Lagos itself is something of a party town, overflowing with bars and clubs yet managing to stay well the right side of tacky resort. There’s clearly plenty of fun to be had but this isn’t the kind of lad and laddette booze-cruise destination you’ve seen on the telly. It still retains much of it’s Portuguese small fishing town charm, with restaurant-lined squares and a peaceful harbour.
As I mentioned above – and as anyone who’s been surfing before knows – it’s exhausting stuff so you need to stay well fuelled. Breakfasts are included, so fill up on cereals, fruit and whatever else is going.
Lunch on your surf days is also provided. It was good and there was plenty of it. Filling chicken wraps, potato salads, fruit, cold cuts – nothing spectacular but tasty and exactly the kind of stuff you need for extra energy.
One evening during my stay (and a regular occurrence I’m led to believe) there was a barbecue cooked up back in the surf house’s roof terrace. For €15 it was all you could eat and all the sangria you could drink, and a great night with my new surfing chums.
As a complete novice surfer, my experience of surf camps is a little limited, but I can only speak from my experience. The Surf Experience clearly know what they’re doing and, judging by some of the pictures on the walls, how to throw a party too.
The welcome couldn’t have been warmer from all the staff, and not in a fake of faux hospitality way (no nailed on smiles here). It would be very easy for these surf boys and girls to look down their noses at clueless beginners like myself but they all seemed to have a genuine interest and desire to see us all having a good time.
And when I did manage to get standing and start surfing, they all seemed pleased. Maybe not as much as my dad would have been when I first rode a bike, but it was the next best thing. All in all an amazing time was had and I couldn’t recommend The Surf Experience highly enough.

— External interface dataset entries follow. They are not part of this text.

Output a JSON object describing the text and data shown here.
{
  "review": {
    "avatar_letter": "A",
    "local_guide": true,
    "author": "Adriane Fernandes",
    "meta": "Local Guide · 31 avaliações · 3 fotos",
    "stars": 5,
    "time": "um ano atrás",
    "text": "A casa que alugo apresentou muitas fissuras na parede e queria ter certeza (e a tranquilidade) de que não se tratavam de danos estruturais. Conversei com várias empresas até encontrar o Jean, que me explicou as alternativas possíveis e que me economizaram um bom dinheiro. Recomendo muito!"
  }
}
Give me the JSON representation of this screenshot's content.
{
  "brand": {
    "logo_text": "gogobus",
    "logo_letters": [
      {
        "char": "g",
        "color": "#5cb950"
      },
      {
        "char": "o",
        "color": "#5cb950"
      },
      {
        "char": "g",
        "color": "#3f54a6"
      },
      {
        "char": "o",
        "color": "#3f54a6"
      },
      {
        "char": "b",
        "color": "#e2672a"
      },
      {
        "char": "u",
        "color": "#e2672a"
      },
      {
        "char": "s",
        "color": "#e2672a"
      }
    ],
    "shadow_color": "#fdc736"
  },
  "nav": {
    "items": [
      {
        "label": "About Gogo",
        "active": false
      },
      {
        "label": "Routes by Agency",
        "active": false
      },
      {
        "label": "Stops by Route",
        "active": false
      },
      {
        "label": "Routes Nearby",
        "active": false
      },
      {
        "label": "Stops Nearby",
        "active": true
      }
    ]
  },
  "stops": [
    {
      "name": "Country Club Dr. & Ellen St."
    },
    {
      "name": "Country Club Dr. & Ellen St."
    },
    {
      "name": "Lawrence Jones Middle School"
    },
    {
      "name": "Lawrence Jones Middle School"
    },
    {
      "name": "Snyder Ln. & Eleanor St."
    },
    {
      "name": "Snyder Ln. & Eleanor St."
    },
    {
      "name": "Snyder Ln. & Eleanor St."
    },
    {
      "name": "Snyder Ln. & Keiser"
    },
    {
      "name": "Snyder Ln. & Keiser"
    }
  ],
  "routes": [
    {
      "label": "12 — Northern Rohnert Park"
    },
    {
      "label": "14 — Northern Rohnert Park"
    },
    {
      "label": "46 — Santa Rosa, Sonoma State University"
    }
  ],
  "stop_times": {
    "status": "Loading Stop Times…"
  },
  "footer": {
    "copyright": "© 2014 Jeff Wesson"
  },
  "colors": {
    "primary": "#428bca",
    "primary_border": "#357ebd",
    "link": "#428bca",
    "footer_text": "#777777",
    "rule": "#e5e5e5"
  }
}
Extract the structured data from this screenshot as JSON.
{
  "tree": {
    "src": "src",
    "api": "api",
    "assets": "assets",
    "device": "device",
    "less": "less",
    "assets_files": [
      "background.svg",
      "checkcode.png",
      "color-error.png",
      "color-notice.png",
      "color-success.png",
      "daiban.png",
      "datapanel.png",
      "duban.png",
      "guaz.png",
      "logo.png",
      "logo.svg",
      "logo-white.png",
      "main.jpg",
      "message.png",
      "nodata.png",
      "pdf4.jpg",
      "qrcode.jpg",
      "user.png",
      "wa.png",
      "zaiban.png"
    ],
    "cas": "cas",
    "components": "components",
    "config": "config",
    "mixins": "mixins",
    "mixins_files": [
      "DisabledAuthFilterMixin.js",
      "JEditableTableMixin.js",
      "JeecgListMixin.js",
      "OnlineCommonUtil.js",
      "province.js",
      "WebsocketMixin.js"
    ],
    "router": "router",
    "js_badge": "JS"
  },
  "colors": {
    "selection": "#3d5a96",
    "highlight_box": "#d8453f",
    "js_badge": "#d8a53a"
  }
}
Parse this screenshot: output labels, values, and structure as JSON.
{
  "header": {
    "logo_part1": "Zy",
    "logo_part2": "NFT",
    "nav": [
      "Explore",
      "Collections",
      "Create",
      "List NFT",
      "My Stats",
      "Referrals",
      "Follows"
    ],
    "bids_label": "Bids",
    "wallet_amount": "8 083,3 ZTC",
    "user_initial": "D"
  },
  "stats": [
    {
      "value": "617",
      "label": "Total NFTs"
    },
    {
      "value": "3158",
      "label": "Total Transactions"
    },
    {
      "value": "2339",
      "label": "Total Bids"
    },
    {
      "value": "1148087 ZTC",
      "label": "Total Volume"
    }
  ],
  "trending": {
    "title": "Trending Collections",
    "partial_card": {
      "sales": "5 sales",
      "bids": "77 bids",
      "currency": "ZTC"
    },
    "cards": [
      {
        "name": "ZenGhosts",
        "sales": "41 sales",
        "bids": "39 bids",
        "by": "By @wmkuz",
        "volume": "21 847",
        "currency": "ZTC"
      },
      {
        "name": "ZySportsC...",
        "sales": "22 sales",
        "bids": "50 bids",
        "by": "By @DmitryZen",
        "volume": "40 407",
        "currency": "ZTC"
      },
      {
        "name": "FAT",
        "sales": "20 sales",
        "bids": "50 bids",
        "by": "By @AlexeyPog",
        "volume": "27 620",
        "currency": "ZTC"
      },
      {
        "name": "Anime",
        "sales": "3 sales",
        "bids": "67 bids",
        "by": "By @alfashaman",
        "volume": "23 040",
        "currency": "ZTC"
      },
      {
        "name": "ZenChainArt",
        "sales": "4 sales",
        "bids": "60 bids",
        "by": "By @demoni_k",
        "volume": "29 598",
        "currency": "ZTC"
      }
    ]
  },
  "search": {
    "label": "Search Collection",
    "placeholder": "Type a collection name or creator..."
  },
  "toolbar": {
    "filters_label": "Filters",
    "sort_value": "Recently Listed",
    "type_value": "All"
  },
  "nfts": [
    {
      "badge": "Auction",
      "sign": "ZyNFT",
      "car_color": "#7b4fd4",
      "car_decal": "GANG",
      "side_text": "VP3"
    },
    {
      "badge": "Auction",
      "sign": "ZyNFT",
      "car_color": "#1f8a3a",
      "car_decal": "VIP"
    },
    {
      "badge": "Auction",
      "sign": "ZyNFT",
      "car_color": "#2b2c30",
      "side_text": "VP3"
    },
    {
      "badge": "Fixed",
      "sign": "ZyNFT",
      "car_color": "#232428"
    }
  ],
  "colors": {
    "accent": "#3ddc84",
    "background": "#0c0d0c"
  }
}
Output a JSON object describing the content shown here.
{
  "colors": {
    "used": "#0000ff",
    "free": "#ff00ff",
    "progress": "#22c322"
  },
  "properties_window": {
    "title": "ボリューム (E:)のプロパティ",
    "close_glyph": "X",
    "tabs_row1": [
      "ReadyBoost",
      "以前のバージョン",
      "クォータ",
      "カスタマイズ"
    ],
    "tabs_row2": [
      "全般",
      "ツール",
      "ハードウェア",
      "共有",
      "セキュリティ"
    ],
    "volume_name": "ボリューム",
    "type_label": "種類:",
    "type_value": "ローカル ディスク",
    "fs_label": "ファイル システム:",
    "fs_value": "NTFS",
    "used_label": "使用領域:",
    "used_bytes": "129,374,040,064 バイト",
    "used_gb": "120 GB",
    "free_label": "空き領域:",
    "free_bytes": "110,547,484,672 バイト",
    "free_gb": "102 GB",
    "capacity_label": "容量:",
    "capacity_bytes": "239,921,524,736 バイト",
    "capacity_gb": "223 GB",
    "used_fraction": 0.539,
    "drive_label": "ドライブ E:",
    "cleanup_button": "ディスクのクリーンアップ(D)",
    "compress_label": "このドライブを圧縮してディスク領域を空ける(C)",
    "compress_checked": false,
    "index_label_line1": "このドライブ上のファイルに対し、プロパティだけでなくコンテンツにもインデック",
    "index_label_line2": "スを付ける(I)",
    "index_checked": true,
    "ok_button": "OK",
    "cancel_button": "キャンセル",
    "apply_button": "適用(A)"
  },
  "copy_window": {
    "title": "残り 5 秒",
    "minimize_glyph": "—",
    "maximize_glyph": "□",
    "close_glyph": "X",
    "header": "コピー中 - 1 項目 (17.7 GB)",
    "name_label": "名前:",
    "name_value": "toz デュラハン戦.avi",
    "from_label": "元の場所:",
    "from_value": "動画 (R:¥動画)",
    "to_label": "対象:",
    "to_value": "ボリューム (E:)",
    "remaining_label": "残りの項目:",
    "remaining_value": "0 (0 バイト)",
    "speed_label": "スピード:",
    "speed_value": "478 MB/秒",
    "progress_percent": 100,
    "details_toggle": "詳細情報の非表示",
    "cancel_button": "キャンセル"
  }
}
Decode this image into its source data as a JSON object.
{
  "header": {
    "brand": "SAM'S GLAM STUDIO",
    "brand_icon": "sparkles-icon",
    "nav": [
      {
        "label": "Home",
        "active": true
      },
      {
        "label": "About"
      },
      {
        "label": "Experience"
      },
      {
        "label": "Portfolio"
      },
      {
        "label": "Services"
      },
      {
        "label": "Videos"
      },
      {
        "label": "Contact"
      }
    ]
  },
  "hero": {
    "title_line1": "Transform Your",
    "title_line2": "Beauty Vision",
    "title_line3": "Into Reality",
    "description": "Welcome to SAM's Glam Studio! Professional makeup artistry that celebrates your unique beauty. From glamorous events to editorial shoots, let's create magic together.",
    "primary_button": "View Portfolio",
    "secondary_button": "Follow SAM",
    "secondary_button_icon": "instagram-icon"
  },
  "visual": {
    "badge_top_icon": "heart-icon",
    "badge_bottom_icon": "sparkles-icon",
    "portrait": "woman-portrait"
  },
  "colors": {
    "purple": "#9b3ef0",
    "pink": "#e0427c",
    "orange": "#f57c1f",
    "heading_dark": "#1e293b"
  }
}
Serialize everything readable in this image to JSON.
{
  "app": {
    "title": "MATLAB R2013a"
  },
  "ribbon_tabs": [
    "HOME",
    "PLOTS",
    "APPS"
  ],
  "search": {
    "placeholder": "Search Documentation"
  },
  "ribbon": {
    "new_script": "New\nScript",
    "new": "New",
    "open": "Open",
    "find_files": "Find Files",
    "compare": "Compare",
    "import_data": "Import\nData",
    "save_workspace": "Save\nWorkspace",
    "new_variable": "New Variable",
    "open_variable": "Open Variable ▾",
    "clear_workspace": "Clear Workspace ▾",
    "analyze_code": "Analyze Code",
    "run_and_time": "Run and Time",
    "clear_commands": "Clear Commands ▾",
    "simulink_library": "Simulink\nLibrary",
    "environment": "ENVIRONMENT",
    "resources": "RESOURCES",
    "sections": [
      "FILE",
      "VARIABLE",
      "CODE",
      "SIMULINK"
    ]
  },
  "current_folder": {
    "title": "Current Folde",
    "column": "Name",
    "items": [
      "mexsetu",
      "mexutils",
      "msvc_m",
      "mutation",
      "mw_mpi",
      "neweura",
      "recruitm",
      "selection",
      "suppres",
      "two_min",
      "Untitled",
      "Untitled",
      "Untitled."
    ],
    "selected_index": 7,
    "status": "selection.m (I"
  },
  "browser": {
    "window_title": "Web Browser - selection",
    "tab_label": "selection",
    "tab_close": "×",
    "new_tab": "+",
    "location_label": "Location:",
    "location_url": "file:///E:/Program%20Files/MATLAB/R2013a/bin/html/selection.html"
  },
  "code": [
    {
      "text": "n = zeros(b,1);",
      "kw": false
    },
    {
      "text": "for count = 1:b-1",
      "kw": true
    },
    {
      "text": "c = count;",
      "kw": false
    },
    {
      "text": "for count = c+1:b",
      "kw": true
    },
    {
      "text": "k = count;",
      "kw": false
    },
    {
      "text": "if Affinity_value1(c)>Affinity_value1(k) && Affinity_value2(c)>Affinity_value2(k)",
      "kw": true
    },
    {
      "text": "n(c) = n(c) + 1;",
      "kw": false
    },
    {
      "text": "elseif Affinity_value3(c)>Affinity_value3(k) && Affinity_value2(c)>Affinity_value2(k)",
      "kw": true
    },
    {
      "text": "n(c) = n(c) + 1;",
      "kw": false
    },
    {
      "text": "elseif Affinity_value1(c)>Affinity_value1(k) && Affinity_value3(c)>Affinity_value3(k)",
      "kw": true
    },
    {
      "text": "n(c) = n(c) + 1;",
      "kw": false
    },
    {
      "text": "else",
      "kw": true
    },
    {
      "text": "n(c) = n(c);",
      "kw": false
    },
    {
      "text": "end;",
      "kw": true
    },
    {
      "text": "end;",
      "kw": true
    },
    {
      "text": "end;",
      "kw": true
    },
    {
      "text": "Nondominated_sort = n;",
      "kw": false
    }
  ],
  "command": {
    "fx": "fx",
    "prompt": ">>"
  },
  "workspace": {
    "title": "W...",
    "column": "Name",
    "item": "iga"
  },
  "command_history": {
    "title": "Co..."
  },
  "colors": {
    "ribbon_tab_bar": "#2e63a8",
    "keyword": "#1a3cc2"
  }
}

We hope you found this review of the Surf Experience useful? If you want to learn to surf in Lagos or fancy a surf holiday with the Surf Experience then check out: www.surf-experience.com